Phil Kessel, RW, Arizona Coyotes: He hasn't been much of a thrill these days, that's for sure. However -- and I don't care if he's playing in the Arizona desert or on the moon -- there's no chance Kessel wraps up 2019-20 shooting only 6.2%. If the veteran scorer doesn't get it going soon enough with Clayton Keller and center Nick Schmaltz, coach Rick Tocchet is likely to shuffle him back onto a line with Derek Stepan. However it shakes out, Kessel isn't going to finish the season with only 13 goals, for which he's on pace at present. Trade for him before he turns the corner.

Anders Lee, LW/C, New York Islanders: Hard to believe, but the Islanders' captain has yet to register a point on the power play -- despite habitually competing on the club's top unit. All the more puzzling, Lee ranked second on the Islanders with 16 power-play points only a year ago. Addressing that glaring goose egg this week, coach Barry Trotz blamed "tough luck" and suggested Lee's fortune would flip soon enough. So, if interested in volleying an offer for the Isles' top-liner, don't dilly-dally long.
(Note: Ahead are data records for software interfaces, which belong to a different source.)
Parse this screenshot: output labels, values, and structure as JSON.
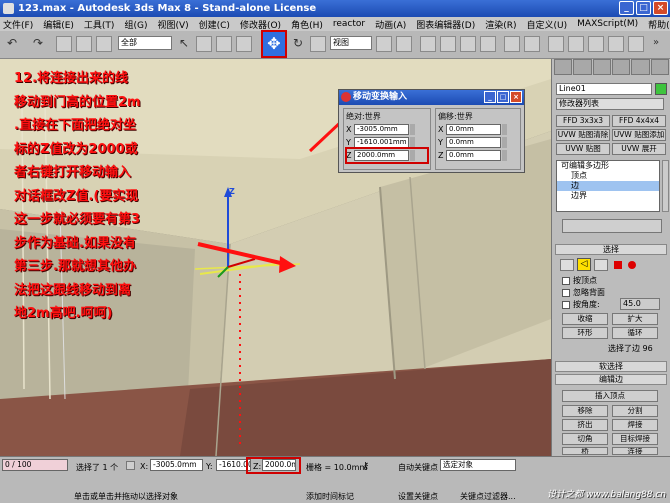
{
  "window": {
    "title": "123.max - Autodesk 3ds Max 8 - Stand-alone License",
    "buttons": [
      "_",
      "□",
      "×"
    ]
  },
  "menu": [
    "文件(F)",
    "编辑(E)",
    "工具(T)",
    "组(G)",
    "视图(V)",
    "创建(C)",
    "修改器(O)",
    "角色(H)",
    "reactor",
    "动画(A)",
    "图表编辑器(D)",
    "渲染(R)",
    "自定义(U)",
    "MAXScript(M)",
    "帮助(H)"
  ],
  "toolbar": {
    "selection_filter": "全部",
    "ref_coord": "视图"
  },
  "annotation": "12.将连接出来的线\n移动到门高的位置2m\n.直接在下面把绝对坐\n标的Z值改为2000或\n者右键打开移动输入\n对话框改Z值.(要实现\n这一步就必须要有第3\n步作为基础.如果没有\n第三步.那就想其他办\n法把这跟线移动到离\n地2m高吧.呵呵)",
  "axis_label": "Z",
  "dialog": {
    "title": "移动变换输入",
    "absolute": {
      "label": "绝对:世界",
      "x": "-3005.0mm",
      "y": "-1610.001mm",
      "z": "2000.0mm"
    },
    "offset": {
      "label": "偏移:世界",
      "x": "0.0mm",
      "y": "0.0mm",
      "z": "0.0mm"
    }
  },
  "right_panel": {
    "object_name": "Line01",
    "color": "#3ec43e",
    "modifier_list": "修改器列表",
    "buttons": [
      "FFD 3x3x3",
      "FFD 4x4x4",
      "UVW 贴图清除",
      "UVW 贴图添加",
      "UVW 贴图",
      "UVW 展开"
    ],
    "stack": [
      "可编辑多边形",
      "顶点",
      "边",
      "边界"
    ],
    "stack_selected": 2,
    "selection_title": "选择",
    "by_vertex": "按顶点",
    "ignore_backfacing": "忽略背面",
    "by_angle": "按角度:",
    "angle_value": "45.0",
    "shrink": "收缩",
    "grow": "扩大",
    "ring": "环形",
    "loop": "循环",
    "selected_info": "选择了边 96",
    "soft_selection": "软选择",
    "edit_edges": "编辑边",
    "insert_vertex": "插入顶点",
    "remove": "移除",
    "split": "分割",
    "extrude": "挤出",
    "weld": "焊接",
    "chamfer": "切角",
    "target_weld": "目标焊接",
    "bridge": "桥",
    "connect": "连接"
  },
  "status": {
    "frame": "0 / 100",
    "selected": "选择了 1 个",
    "x_label": "X:",
    "x": "-3005.0mm",
    "y_label": "Y:",
    "y": "-1610.001",
    "z_label": "Z:",
    "z": "2000.0mm",
    "grid": "栅格 = 10.0mm",
    "prompt": "单击或单击并拖动以选择对象",
    "add_time_tag": "添加时间标记",
    "auto_key": "自动关键点",
    "selected_objects": "选定对象",
    "set_key": "设置关键点",
    "key_filters": "关键点过滤器...",
    "watermark": "设计之都 www.balang88.cn"
  },
  "colors": {
    "highlight": "#d00000",
    "annotation": "#ff1010",
    "title_blue": "#1c4bb3"
  }
}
P.K. Subban, D, New Jersey Devils: Perhaps my favorite buy-low candidate of them all, Subban -- with his two goals and three assists -- is much better than those numbers suggest. Contributing nada to the scoresheet since Nov. 2, the offensive defenseman is one productive game away from reclaiming his scoring touch. While he isn't likely to collect 59 points like in Nashville only two seasons ago, Subban isn't going to fall to under 20 either. The Devils are altogether better than they've been thus far, and so is the 30-year-old former Norris winner on their blue line. I'm all over trying to wrench him away from another frustrated and impatient manager.

Oliver Ekman-Larsson, D, Arizona Coyotes: Like his teammate Kessel, the Coyotes' No. 1 defenseman appears more the victim of poor luck than anything else through the first chunk of 2019-20. Averaging 46 points per 82-game season since 2012-13, Ekman-Larsson is on pace for a mere 31 this campaign. Shooting an uncharacteristic, and likely unsustainable, 4.1% is at least partially to blame. He's still seeing heavy minutes as the club's top-pair blueliner and No. 1 power-play anchor, signifying an increase in production as inevitable. As such, fantasy managers with blue-line issues might consider talking trade before OEL foreseeably heats up.

Justin Faulk, D, St. Louis Blues: Faulk hasn't collected fewer than 31 points since playing less than half a season back in 2012-13. Different role in Carolina, sure, but this offensive defenseman is still wired to produce. Pointless in his past nine, the 27-year-old has only six assists and zero goals to show for 26 games to date. I can't help but believe that first one as a member of the Blues cracks open the floodgates, which should duly re-earn Faulk a role with the power play. Right now he presents as a potential steal in deeper leagues.

Sergei Bobrovsky, G, Florida Panthers: Unless you believe the Florida sunshine is enough to distract Bobrovsky from proficiently performing his job, there's no reason to believe the Panthers' new netminder won't yet turn it around. Remember, he was also pretty lousy at the start of last year in Columbus (and again in January) while enjoying a fairly solid season otherwise. Still adjusting to their new head coach, those out front are bound to give up fewer quality chances as the season wears on, while Bobrovsky himself can also be expected to sharpen up. As long as Joel Quenneville is sticking with Bob as his go-to No. 1 -- which he is, adamantly -- the rest of us can likely expect a righting of the ship before long.

Pekka Rinne, G, Nashville Predators: Some are suggesting we're witnessing the end of the Rinne era in Nashville as young Juuse Saros appears eager to take over the reins. I'm not there yet. Sure, the veteran netminder was indeed flagrantly awful in the four games preceding his recent week off, and Saros was mostly great in his four appearances -- three of them starts -- since then. But Rinne has rebounded nicely after hitting the skids in the past. Also, he was one of the league's best only a month ago before falling apart versus the Flames on Halloween. So let's all take moment before anointing Saros as the Preds' new numero uno. The 37-year-old could get back in his groove as soon as Friday night in Carolina.